▶ _WORK INSTRUCTIONS_:
One number, and no other words, should make up the answer: how many lines of the listing contain the string "mini".

- - -

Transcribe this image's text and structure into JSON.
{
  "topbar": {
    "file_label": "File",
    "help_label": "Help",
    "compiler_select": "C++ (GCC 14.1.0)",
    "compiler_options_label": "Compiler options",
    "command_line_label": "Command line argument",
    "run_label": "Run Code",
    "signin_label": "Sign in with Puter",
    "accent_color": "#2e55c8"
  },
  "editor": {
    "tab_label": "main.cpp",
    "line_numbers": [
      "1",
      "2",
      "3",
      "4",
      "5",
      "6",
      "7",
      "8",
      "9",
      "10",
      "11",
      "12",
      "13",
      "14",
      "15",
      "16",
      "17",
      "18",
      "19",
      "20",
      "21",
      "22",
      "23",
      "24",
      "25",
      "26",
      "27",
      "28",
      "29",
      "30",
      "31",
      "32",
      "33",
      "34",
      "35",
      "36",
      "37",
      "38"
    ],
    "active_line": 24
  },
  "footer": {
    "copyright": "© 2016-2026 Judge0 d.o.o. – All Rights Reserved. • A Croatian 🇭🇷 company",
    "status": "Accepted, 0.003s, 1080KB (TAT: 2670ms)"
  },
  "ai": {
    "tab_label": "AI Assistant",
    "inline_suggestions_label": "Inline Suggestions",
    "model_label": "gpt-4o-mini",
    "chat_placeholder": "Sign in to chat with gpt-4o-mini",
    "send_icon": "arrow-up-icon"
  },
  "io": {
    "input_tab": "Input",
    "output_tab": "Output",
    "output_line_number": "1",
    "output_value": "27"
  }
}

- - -

▶ _RESPONSE_:
2